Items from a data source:
• • •

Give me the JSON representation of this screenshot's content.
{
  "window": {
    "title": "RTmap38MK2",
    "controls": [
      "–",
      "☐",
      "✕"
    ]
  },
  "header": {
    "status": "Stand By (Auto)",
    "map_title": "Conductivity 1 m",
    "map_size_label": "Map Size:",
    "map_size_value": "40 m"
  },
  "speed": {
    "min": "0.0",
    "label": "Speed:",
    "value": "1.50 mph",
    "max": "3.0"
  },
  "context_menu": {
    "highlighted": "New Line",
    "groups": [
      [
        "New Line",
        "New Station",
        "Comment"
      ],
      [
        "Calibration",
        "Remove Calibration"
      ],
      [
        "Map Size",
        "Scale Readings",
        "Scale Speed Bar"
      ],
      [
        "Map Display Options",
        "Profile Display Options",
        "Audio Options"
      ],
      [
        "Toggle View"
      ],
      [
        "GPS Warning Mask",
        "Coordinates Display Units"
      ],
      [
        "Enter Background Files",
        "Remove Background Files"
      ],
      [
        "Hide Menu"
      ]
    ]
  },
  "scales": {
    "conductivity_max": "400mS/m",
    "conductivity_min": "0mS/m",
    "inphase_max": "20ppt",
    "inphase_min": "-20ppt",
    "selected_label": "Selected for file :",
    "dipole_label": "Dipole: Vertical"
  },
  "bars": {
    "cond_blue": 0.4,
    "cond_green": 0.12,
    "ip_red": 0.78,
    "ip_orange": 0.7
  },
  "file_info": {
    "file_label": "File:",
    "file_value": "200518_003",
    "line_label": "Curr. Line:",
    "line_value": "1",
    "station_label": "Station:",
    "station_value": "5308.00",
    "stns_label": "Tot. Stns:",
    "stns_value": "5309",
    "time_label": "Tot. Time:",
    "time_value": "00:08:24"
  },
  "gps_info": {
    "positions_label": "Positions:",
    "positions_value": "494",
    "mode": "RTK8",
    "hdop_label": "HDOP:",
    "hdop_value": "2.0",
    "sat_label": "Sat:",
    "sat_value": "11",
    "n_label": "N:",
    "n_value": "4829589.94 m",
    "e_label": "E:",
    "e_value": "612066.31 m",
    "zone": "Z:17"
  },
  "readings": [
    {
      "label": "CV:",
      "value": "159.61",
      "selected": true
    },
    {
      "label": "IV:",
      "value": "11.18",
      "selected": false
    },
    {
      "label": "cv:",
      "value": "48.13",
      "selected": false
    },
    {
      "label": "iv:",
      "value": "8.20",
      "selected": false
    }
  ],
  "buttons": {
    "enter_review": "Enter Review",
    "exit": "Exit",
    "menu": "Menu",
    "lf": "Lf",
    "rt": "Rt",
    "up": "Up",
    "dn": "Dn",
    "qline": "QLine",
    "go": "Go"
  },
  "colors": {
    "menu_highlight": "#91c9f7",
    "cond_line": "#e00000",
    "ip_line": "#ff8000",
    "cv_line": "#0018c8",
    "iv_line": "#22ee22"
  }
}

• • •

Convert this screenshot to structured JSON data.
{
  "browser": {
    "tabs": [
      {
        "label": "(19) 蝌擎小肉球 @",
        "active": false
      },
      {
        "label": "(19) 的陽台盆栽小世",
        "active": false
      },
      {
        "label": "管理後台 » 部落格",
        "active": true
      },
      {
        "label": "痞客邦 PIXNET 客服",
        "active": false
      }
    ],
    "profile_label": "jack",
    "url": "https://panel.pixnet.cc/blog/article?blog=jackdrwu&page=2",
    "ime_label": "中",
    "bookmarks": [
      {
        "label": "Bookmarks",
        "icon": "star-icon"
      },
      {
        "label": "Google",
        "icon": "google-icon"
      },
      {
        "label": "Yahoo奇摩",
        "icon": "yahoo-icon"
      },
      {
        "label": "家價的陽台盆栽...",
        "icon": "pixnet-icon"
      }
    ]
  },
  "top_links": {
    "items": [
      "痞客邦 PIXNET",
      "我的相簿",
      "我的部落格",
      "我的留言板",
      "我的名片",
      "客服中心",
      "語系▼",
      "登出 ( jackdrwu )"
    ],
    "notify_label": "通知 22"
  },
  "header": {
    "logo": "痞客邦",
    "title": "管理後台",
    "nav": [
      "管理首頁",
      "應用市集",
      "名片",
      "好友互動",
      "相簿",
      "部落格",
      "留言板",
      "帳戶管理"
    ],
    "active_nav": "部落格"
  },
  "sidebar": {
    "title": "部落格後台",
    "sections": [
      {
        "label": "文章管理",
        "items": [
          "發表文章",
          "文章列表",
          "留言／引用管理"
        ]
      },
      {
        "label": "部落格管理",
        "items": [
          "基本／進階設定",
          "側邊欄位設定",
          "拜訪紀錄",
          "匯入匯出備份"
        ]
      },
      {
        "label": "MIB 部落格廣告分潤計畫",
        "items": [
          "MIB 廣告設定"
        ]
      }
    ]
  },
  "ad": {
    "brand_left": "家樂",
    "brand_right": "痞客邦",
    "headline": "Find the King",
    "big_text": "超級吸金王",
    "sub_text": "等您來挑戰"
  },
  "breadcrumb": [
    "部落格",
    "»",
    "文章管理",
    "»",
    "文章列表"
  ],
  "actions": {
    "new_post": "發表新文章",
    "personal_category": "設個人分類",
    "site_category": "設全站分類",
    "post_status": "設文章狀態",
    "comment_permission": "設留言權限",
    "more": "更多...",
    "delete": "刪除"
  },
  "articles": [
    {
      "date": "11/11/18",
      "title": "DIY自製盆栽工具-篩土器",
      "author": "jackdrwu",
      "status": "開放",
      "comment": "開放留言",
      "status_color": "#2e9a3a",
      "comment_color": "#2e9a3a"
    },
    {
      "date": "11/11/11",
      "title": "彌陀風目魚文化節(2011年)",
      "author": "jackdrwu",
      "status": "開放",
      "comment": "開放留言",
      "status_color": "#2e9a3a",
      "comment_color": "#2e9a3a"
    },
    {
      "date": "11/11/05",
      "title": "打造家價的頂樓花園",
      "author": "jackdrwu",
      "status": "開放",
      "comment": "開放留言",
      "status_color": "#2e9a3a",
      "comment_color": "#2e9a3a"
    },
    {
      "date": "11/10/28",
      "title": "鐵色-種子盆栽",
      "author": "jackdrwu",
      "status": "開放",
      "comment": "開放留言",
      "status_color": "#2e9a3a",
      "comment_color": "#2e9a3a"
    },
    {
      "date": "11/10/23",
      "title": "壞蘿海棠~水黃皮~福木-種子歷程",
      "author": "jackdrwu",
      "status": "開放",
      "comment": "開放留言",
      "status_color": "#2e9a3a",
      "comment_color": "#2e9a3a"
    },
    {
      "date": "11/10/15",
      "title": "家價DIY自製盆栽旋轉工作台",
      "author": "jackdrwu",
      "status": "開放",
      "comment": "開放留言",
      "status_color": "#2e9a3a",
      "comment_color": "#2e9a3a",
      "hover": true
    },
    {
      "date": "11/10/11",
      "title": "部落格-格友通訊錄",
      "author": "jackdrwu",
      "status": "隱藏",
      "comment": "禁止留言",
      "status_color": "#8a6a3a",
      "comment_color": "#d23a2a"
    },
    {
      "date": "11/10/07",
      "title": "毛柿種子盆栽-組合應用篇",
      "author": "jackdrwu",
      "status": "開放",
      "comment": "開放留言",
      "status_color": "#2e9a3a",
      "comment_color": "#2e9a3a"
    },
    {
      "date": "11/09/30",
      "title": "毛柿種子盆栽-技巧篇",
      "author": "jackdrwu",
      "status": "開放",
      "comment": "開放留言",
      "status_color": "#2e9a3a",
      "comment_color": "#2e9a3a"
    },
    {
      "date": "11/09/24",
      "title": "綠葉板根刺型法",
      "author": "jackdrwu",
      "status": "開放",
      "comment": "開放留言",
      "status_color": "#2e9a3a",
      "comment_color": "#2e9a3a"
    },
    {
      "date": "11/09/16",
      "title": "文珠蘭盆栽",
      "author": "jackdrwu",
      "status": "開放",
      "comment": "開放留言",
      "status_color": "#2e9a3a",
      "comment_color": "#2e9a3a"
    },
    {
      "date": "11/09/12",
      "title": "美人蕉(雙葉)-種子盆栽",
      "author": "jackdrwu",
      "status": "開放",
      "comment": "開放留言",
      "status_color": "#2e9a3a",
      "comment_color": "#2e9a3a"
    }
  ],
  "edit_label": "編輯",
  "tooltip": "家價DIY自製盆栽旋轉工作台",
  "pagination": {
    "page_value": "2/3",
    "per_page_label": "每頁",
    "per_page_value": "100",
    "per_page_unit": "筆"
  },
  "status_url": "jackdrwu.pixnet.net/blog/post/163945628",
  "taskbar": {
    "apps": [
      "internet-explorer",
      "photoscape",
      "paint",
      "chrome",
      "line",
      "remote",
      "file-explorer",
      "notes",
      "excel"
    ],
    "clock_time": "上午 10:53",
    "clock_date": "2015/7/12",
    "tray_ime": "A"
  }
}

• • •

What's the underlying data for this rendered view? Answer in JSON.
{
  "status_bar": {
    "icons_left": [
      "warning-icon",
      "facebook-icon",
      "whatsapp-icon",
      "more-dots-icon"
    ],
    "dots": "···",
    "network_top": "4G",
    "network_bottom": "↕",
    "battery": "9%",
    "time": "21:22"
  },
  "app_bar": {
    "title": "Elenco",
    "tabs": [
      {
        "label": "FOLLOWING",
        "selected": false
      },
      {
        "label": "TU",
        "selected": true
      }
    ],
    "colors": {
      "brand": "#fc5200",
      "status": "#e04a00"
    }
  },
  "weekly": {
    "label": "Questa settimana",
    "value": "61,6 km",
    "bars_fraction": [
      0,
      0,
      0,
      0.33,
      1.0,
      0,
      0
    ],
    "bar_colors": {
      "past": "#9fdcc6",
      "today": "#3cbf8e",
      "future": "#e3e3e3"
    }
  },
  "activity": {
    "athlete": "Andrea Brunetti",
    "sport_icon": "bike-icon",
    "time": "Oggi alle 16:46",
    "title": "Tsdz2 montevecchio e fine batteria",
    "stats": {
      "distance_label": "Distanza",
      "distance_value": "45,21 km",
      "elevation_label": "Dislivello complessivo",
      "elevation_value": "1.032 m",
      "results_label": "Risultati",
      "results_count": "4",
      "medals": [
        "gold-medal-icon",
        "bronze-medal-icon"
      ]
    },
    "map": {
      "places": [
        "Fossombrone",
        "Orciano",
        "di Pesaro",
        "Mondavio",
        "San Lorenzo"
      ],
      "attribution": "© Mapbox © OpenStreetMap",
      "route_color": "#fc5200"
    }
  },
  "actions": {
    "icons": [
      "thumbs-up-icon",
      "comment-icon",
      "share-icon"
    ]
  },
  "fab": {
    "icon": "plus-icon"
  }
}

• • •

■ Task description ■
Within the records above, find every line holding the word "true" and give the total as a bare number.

■ Output of the exercise ■
4